Victor Christ-Janer



Field survey was not conducted on this house.


The Christ-Janer House was designed by architect Victor Christ-Janer for his family. Christ-Janer had moved to New Canaan in the late 1940s after stopping in town by chance when his car broke down on the way to New York City from New Haven. While he and his wife were driving around trying to find the highway, his wife saw a piece of land on Frogtown Road where she wanted to live. A week later, in August 1948, Victor and Elizabeth W. Christ-Janer purchased the lot (Ely, 12, 15).

From an examination of the assessor property field cards, it appears that the Christ-Janer House was completed between 1949 and 1952, possibly in two distinct phases. The chronology of construction is difficult to ascertain without viewing the house. The earlier field card shows a long, narrow footprint with a slight L-shape. The house was clad in vertical wood siding and glass. Notes on the cards read: "Oct. 1, 1949 incomplete" and "1952 complete house." A sketch plan from the early 1950s shows an expanded house with curving stone retaining walls extending perpendicular from the center of the house on both sides, three grape arbors with trellises supported on posts, and new stone walls on parts of the exterior of the building. A 1955 note in the assessor property street card states, "very attractive use of low cost materials."

The Christ-Janer House was featured in an August 1952 article in Holiday Magazine along with Noyes House 1, the Johansen House, Breuer House 2, the Glass House, and the Gores House. The Christ-Janer House was described as follows: "Victor Christ-Janer gets an extraordinary feeling of space in [a] small house by making it possible to see through glass in three or four directions from almost any point in the house, and by a long, sweeping hall which carries across a 'bridge' above an open patio on the lower floor. This opening can be made into an additional children's room; when the children have grown up and left, the patio can be restored" (Holiday Magazine, August 1952, 50).
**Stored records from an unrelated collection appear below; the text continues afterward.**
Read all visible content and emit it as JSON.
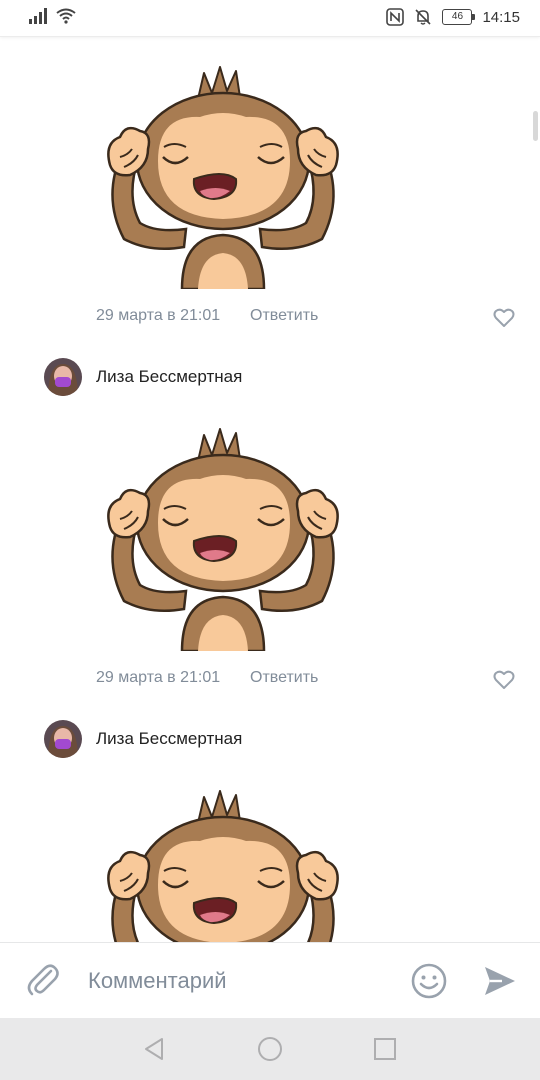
{
  "status": {
    "time": "14:15",
    "battery": "46",
    "icons": [
      "signal-icon",
      "wifi-icon",
      "nfc-icon",
      "bell-off-icon",
      "battery-icon"
    ]
  },
  "comments": [
    {
      "date": "29 марта в 21:01",
      "reply": "Ответить"
    },
    {
      "author": "Лиза Бессмертная",
      "date": "29 марта в 21:01",
      "reply": "Ответить"
    },
    {
      "author": "Лиза Бессмертная"
    }
  ],
  "composer": {
    "placeholder": "Комментарий"
  },
  "colors": {
    "secondary_text": "#818c99",
    "icon_gray": "#99a2ad",
    "nav_bg": "#e9e9ea"
  }
}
Between 1958 and 1959, a 15'x16.5' wing and crushed stone terrace shielded by a stone wall were added to the house. In 1961, an A-frame children's playhouse was constructed. In 1966, a two-story concrete-block studio was completed. The assessor noted that the exterior concrete block "is a special type of blk. & constr." The studio contained a sleeping loft and a kitchenette. Between 1982 and 1983, a flat-roofed, concrete-block workshop was constructed. In 1984, a greenhouse was added to the property.

National Trust for Historic Preservation, 2009.